● **Work order**
Filter the material, keeping only lines with the word "location".

● **Given entries**
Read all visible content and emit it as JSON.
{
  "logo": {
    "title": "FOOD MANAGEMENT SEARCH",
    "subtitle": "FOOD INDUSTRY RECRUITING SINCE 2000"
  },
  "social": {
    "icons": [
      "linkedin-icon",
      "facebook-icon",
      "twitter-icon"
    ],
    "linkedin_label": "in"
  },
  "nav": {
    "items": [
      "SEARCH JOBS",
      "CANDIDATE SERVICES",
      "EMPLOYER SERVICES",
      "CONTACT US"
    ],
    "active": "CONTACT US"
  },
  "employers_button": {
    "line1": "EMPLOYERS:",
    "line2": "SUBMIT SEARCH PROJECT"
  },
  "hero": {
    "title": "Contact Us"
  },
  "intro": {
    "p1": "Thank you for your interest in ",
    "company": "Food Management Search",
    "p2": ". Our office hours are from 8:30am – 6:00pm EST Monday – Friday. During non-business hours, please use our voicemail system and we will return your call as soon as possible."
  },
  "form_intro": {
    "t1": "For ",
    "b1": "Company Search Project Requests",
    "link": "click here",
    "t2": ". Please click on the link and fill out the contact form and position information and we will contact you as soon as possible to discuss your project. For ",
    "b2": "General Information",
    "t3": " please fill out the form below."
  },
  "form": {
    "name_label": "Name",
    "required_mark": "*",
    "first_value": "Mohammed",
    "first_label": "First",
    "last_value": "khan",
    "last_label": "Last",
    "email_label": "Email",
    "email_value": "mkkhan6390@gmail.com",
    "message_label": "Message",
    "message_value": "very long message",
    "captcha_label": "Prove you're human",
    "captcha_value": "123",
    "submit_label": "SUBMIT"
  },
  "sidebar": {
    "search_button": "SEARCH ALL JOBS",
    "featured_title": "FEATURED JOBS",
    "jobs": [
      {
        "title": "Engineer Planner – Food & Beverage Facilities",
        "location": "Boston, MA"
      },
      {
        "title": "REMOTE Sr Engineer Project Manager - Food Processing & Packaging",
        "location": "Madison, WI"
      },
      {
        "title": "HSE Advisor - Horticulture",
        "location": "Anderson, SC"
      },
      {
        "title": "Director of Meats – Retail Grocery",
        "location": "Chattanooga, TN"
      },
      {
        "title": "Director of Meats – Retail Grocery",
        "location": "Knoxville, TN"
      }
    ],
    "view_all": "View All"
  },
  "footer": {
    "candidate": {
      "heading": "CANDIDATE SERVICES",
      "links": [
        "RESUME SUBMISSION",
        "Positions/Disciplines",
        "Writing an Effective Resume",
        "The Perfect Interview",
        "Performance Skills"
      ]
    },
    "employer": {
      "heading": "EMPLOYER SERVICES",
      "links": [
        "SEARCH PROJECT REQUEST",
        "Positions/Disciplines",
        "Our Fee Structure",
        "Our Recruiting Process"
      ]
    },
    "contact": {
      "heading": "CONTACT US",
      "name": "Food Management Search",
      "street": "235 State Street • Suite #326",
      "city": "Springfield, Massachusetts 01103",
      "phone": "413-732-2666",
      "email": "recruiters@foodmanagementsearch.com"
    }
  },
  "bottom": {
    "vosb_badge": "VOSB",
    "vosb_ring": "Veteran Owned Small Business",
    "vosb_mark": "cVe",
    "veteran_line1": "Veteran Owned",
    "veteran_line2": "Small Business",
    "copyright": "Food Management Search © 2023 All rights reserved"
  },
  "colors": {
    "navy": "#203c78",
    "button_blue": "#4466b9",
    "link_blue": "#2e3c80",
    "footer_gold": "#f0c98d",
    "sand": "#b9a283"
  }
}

● **The completed task**
        "location": "Boston, MA"
        "location": "Madison, WI"
        "location": "Anderson, SC"
        "location": "Chattanooga, TN"
        "location": "Knoxville, TN"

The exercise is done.